> _Assignment_: What lines below contain the word "activities"? Please pull each one out.

> _Extracted entries_:
········

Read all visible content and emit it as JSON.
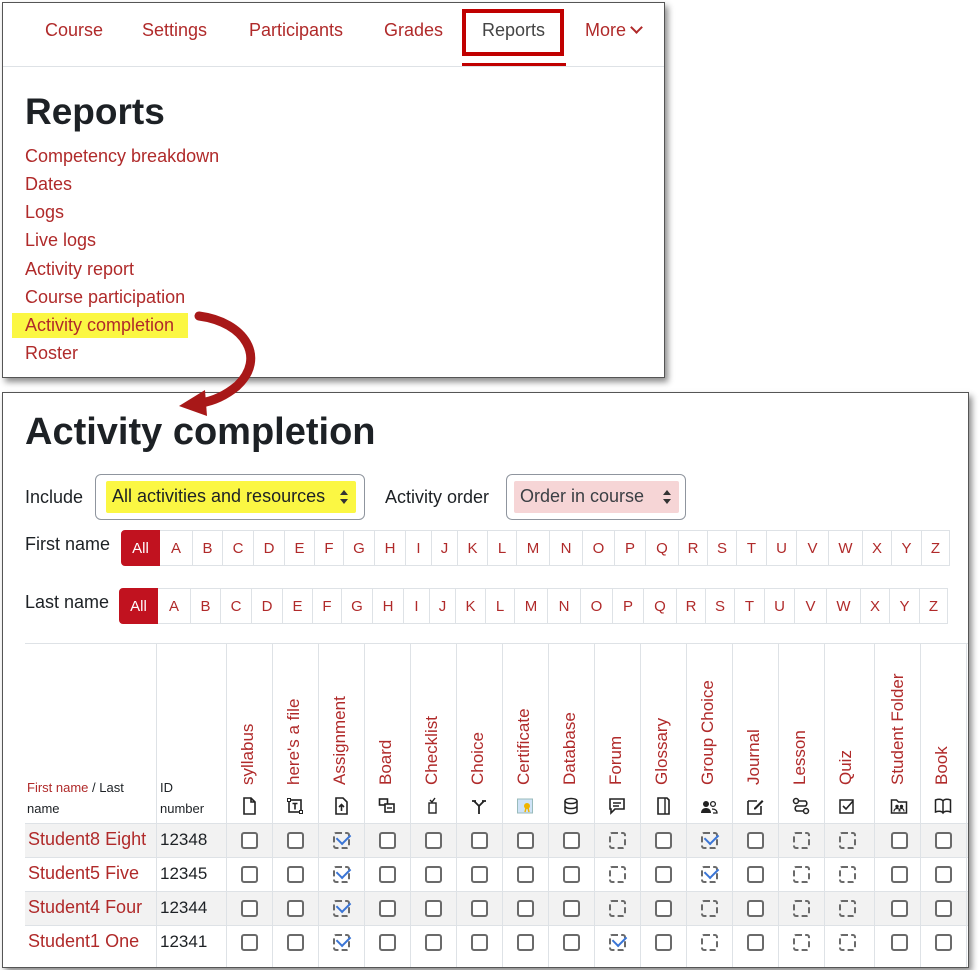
{
  "nav": {
    "items": [
      {
        "label": "Course"
      },
      {
        "label": "Settings"
      },
      {
        "label": "Participants"
      },
      {
        "label": "Grades"
      },
      {
        "label": "Reports"
      },
      {
        "label": "More"
      }
    ],
    "active": "Reports"
  },
  "reports": {
    "title": "Reports",
    "links": [
      "Competency breakdown",
      "Dates",
      "Logs",
      "Live logs",
      "Activity report",
      "Course participation",
      "Activity completion",
      "Roster"
    ],
    "highlighted": "Activity completion",
    "highlight_color": "#fbf743",
    "annotation_color": "#c00000"
  },
  "completion": {
    "title": "Activity completion",
    "include_label": "Include",
    "include_value": "All activities and resources",
    "order_label": "Activity order",
    "order_value": "Order in course",
    "first_name_label": "First name",
    "last_name_label": "Last name",
    "letters": [
      "All",
      "A",
      "B",
      "C",
      "D",
      "E",
      "F",
      "G",
      "H",
      "I",
      "J",
      "K",
      "L",
      "M",
      "N",
      "O",
      "P",
      "Q",
      "R",
      "S",
      "T",
      "U",
      "V",
      "W",
      "X",
      "Y",
      "Z"
    ],
    "header_first": "First name",
    "header_slash": " / Last",
    "header_name": "name",
    "header_id1": "ID",
    "header_id2": "number",
    "activities": [
      {
        "name": "syllabus",
        "icon": "file-icon",
        "tracking": "manual"
      },
      {
        "name": "here's a file",
        "icon": "text-box-icon",
        "tracking": "manual"
      },
      {
        "name": "Assignment",
        "icon": "assignment-upload-icon",
        "tracking": "auto"
      },
      {
        "name": "Board",
        "icon": "board-icon",
        "tracking": "manual"
      },
      {
        "name": "Checklist",
        "icon": "checklist-icon",
        "tracking": "manual"
      },
      {
        "name": "Choice",
        "icon": "choice-icon",
        "tracking": "manual"
      },
      {
        "name": "Certificate",
        "icon": "certificate-icon",
        "tracking": "manual"
      },
      {
        "name": "Database",
        "icon": "database-icon",
        "tracking": "manual"
      },
      {
        "name": "Forum",
        "icon": "forum-icon",
        "tracking": "auto"
      },
      {
        "name": "Glossary",
        "icon": "glossary-icon",
        "tracking": "manual"
      },
      {
        "name": "Group Choice",
        "icon": "group-choice-icon",
        "tracking": "auto"
      },
      {
        "name": "Journal",
        "icon": "journal-icon",
        "tracking": "manual"
      },
      {
        "name": "Lesson",
        "icon": "lesson-icon",
        "tracking": "auto"
      },
      {
        "name": "Quiz",
        "icon": "quiz-icon",
        "tracking": "auto"
      },
      {
        "name": "Student Folder",
        "icon": "student-folder-icon",
        "tracking": "manual"
      },
      {
        "name": "Book",
        "icon": "book-icon",
        "tracking": "manual"
      }
    ],
    "students": [
      {
        "name": "Student8 Eight",
        "id": "12348",
        "completed": [
          2,
          10
        ]
      },
      {
        "name": "Student5 Five",
        "id": "12345",
        "completed": [
          2,
          10
        ]
      },
      {
        "name": "Student4 Four",
        "id": "12344",
        "completed": [
          2
        ]
      },
      {
        "name": "Student1 One",
        "id": "12341",
        "completed": [
          2,
          8
        ]
      }
    ],
    "include_highlight": "#fbf743",
    "order_highlight": "#f6d5d6",
    "check_color": "#3a75d6"
  }
}
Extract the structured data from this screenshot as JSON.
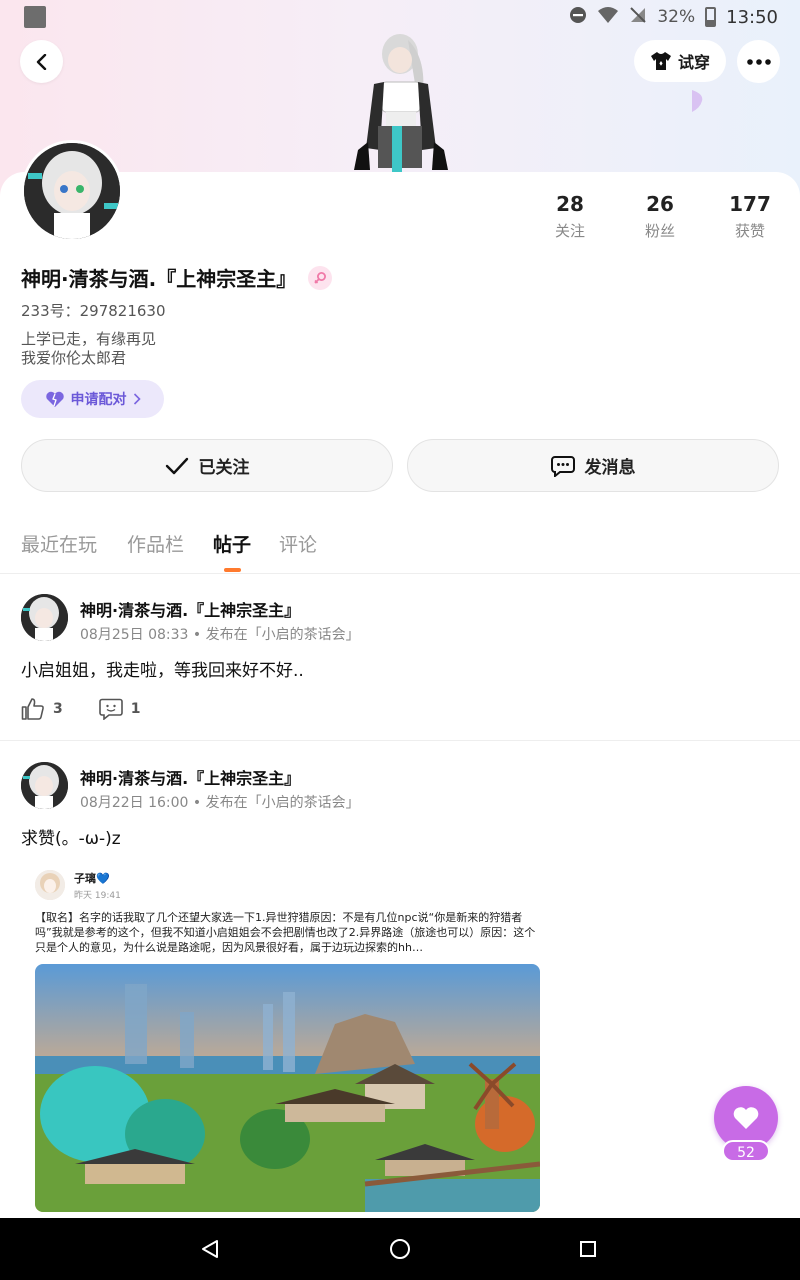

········

> _Problem solution_:
    "include_value": "All activities and resources",
    "activities": [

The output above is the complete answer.